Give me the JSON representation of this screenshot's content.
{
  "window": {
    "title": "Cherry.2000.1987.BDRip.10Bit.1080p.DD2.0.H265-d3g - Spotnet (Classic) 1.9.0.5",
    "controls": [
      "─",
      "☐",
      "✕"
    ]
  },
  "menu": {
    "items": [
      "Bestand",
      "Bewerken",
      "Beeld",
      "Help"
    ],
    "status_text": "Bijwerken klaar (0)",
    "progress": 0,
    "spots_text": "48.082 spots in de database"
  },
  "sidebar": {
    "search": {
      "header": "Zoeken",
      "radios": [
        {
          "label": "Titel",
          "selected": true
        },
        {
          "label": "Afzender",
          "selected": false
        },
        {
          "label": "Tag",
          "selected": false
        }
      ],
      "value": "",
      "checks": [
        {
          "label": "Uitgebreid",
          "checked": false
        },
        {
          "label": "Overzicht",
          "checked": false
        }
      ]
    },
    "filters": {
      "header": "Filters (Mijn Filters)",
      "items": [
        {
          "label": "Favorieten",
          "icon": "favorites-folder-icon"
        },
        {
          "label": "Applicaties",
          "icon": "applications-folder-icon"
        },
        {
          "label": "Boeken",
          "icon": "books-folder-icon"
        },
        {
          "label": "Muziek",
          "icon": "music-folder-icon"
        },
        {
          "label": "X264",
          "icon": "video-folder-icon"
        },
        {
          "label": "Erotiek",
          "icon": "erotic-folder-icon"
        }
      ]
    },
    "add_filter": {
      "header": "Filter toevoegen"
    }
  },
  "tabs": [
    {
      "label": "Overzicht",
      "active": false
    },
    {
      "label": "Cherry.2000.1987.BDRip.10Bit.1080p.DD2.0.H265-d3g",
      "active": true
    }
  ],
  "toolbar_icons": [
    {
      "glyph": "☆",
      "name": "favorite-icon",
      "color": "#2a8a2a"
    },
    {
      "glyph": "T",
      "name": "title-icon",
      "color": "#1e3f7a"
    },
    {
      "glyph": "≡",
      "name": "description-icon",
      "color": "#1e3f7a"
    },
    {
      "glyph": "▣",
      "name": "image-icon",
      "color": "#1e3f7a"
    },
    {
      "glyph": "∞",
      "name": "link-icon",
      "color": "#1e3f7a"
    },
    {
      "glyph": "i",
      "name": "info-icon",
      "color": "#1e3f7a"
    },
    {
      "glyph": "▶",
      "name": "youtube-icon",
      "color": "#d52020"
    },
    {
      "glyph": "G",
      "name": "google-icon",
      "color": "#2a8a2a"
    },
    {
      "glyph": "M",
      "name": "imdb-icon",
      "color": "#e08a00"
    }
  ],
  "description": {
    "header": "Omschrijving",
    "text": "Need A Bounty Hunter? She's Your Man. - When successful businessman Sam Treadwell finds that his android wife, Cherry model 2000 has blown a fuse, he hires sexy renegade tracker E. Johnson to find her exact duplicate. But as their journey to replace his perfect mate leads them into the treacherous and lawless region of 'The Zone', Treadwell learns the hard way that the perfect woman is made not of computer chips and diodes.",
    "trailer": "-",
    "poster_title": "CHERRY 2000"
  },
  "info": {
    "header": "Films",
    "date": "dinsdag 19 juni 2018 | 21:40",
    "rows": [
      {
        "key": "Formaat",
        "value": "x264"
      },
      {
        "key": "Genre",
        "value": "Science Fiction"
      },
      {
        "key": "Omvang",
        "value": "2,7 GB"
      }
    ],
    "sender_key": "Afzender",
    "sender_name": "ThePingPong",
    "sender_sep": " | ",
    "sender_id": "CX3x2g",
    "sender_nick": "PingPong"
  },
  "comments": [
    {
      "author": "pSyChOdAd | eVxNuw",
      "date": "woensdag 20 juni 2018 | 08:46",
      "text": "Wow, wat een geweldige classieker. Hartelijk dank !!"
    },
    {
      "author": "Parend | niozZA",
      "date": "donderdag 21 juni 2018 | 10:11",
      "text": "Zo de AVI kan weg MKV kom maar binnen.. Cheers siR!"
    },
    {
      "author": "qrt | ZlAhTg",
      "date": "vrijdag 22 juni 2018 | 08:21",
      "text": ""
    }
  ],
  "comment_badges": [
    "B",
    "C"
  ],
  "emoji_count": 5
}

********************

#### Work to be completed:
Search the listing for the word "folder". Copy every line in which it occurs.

#### Response to this task:
          "icon": "favorites-folder-icon"
          "icon": "applications-folder-icon"
          "icon": "books-folder-icon"
          "icon": "music-folder-icon"
          "icon": "video-folder-icon"
          "icon": "erotic-folder-icon"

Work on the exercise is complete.